Topic 2 Methods and Meanings
This week firstly came around too quickly and the content sat a little easier with me this week. As a management consultant of many years standing concepts, methods and methodologies have been a staple part of my work although in the field of operations management rather than photography but I’m a system driven person and at I use a range of methods to capture a well exposed and composed image and then to process that through a consistent workflow to produce the final image. Where I fall is in the concept-why am I taking that image or set of images, what do I want it to show, how will I present it, what story do I want it to tell? In all honestly nine times out of 10 unless I have a specific tight brief for a commercial client, I only ever have a vague notion of the concept of why I am taking images more often it is driven by a planned visit to a railway or a location. It is however put more succinctly by Victor Burgin (Campany 1998, 2003:281) “Shoot first, ask questions later”. This approach has probably been my preferred way of operating over my whole photographic career!
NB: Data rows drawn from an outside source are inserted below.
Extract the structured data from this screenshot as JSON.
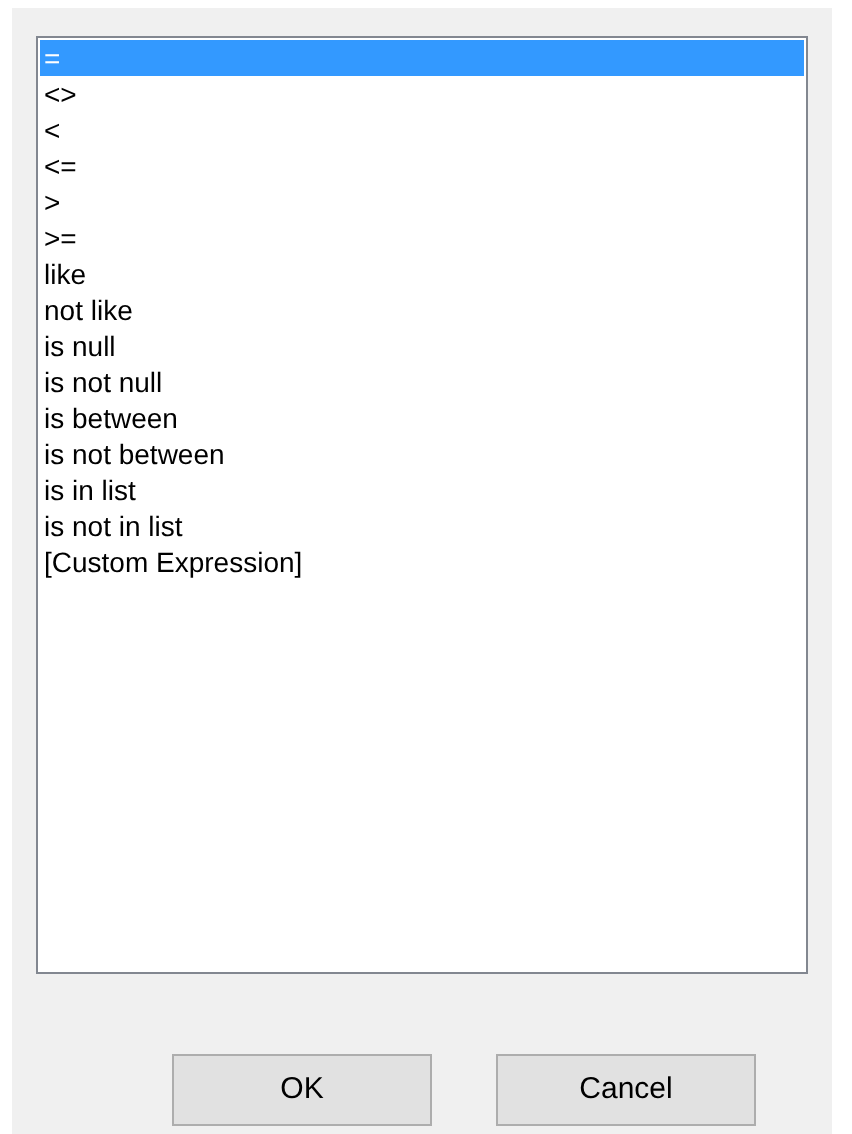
{
  "operators": [
    {
      "label": "=",
      "selected": true
    },
    {
      "label": "<>",
      "selected": false
    },
    {
      "label": "<",
      "selected": false
    },
    {
      "label": "<=",
      "selected": false
    },
    {
      "label": ">",
      "selected": false
    },
    {
      "label": ">=",
      "selected": false
    },
    {
      "label": "like",
      "selected": false
    },
    {
      "label": "not like",
      "selected": false
    },
    {
      "label": "is null",
      "selected": false
    },
    {
      "label": "is not null",
      "selected": false
    },
    {
      "label": "is between",
      "selected": false
    },
    {
      "label": "is not between",
      "selected": false
    },
    {
      "label": "is in list",
      "selected": false
    },
    {
      "label": "is not in list",
      "selected": false
    },
    {
      "label": "[Custom Expression]",
      "selected": false
    }
  ],
  "buttons": [
    "OK",
    "Cancel"
  ]
}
The exception to this has been my ongoing project at the Talyllyn railway documenting the behind-the-scenes activities of the volunteers and staff who work at the railway. The original concept was to use this as a vehicle to achieve my ARPS. The intention was to visit a few times, collect sufficient images to pull together a panel of 15 images and then move on to something else.
However, the reality has been that the concept has evolved the more times I have visited and got to know people and whilst this work will still form the basis of my ARPS it has become a bigger, more public facing visual story of how the railway works.
In terms of strategies going forward listening to the guest lectures and also to photographers such as Rankin (at the Photography Show) and Brian Griffin and Suzi Larke (at the Northern eye International Photography Festival) suggest that for me going forward scatter gun shooting isn’t the way forward and planning what I want from a shoot, what images and how they go together as a story will bring a more cohesive approach to my photography and allow me to develop discreet bodies of work.